▸ WHAT TO DO:
Look through the listing below for the string "Application". Show each line where it occurs.

Start of RECORDS FOR THE TASK

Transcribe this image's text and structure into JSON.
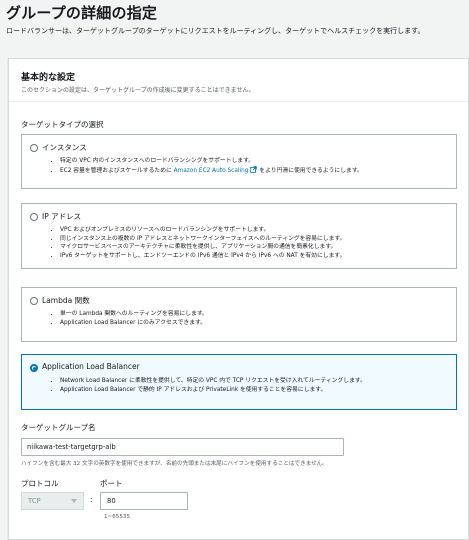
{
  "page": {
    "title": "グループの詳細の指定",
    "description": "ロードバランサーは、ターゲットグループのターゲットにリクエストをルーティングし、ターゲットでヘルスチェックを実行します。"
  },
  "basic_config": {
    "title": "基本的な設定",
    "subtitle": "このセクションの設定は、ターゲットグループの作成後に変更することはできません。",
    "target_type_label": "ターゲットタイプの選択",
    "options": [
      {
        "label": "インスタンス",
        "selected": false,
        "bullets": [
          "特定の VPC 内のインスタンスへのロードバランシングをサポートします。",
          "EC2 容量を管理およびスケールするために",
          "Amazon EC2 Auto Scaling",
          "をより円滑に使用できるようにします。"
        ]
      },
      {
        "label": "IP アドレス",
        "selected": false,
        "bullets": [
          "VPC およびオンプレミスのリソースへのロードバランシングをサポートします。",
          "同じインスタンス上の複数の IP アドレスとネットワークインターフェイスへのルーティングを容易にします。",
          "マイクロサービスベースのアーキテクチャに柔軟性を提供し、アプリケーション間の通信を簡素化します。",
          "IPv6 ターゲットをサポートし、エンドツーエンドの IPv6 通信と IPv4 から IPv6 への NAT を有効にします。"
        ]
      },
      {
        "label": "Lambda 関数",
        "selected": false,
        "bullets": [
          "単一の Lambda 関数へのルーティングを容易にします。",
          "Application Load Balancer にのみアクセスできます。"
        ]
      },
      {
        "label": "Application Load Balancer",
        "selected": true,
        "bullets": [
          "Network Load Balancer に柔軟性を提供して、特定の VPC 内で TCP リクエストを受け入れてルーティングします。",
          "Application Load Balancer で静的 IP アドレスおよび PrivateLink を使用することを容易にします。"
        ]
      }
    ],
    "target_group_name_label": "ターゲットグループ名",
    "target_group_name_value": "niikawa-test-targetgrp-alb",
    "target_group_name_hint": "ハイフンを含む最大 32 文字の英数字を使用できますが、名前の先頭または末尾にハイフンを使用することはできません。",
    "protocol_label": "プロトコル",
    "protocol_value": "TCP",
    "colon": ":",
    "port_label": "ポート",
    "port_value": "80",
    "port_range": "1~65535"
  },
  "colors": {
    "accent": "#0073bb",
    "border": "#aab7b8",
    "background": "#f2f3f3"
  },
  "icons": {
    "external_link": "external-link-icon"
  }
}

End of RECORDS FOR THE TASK

▸ ANSWER AREA:
          "Application Load Balancer にのみアクセスできます。"
        "label": "Application Load Balancer",
          "Application Load Balancer で静的 IP アドレスおよび PrivateLink を使用することを容易にします。"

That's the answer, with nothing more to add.